Unicaja Banco and Liberbank confirmed on Wednesday that they are starting formal talks over joining forces. Any successful negotiation to merge would create Spain's fifth largest bank.
Malaga-based Unicaja and Madrid-based Liberbank have started detailed talks in the past, but these were called off in May 2019 after no agreement was reached on which company would have the most weight in the new entity.
The share prices on the Spanish stock exchange of both banks shot up on Monday on the fresh news. Unicaja Banco closed the day with a rise of 14.55% and Liberbank with 13.58%.
The rest of the Spanish banking sector also saw rises, as investors hoped for more mergers and acquisitions. The European Central Bank has been calling for a consolidation in the European banking sector, which is seen as vulnerable in the wake of a fall in profits due to the Covid-19 crisis.
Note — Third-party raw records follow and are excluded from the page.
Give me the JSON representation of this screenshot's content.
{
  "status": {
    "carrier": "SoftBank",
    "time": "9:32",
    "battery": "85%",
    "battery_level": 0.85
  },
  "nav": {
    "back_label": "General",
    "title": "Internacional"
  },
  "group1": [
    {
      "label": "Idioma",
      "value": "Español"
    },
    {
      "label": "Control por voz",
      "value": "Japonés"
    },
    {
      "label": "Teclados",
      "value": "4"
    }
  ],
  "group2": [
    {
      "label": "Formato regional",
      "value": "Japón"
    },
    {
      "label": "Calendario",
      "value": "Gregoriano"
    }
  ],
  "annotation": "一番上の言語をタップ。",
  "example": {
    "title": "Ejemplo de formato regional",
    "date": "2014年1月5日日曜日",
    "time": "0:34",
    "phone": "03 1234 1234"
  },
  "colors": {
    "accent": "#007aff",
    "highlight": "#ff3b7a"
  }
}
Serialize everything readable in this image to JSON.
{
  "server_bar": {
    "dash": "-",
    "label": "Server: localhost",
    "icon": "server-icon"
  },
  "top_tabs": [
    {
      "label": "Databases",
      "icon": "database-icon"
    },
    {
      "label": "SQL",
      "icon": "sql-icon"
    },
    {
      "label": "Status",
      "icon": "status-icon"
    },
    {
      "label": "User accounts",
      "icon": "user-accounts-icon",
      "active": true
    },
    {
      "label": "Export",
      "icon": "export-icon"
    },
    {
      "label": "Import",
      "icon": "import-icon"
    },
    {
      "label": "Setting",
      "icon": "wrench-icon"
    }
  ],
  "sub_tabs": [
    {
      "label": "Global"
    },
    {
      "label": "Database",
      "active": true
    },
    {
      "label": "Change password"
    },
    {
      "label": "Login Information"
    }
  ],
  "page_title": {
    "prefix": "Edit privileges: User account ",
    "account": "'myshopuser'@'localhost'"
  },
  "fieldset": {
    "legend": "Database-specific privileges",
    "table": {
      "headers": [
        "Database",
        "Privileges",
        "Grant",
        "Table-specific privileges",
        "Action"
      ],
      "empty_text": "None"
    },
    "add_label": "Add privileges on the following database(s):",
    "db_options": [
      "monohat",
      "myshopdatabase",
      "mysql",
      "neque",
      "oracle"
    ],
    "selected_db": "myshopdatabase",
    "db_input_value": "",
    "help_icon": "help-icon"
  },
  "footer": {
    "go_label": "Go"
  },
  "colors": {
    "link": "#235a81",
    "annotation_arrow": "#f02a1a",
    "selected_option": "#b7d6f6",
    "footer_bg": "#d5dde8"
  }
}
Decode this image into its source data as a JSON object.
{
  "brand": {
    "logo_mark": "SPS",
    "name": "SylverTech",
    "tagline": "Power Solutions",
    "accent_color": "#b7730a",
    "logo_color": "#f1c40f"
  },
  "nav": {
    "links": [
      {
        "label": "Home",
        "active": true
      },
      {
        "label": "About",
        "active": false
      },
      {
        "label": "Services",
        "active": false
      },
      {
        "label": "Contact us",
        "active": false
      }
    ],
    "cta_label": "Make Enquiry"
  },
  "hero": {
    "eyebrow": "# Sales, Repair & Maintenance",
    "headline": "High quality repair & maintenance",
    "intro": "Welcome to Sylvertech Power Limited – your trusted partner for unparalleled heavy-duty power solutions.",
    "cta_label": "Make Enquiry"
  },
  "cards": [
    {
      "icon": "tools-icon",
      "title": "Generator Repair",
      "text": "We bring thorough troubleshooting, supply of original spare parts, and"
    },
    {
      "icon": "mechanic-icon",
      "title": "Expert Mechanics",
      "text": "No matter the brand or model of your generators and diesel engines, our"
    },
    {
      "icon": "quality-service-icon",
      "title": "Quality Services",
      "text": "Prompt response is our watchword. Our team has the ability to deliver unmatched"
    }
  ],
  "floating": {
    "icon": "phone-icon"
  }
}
A merger is already under way between CaixaBank and Bankia to create Spain's largest bank and Banco Sabadell is viewed as vulnerable to a takeover.
Unicaja Banco and Liberbank said on Monday their conversations had so far been "routine" to analyse "possible opportunities". However on Wednesday it was confirmed that the boards of both firms had given the go ahead for auditors to come in to value them.
The last negotiations in 2019 foundered when Unicaja refused to have less than 60% of shares in the new company and Liberbank wanted more than 40%.
At the end of June, Unicaja Banco, a big employer in Malaga province, had 63 billion euros in assets, 6,274 staff and 1,029 branches. Liberbank had 45bn assets, 3,698 staff and 579 offices.
Unicaja grew out of savings banks principally in Andalucía, while Liberbank was formed in 2011 by former savings banks in the centre and north of Spain.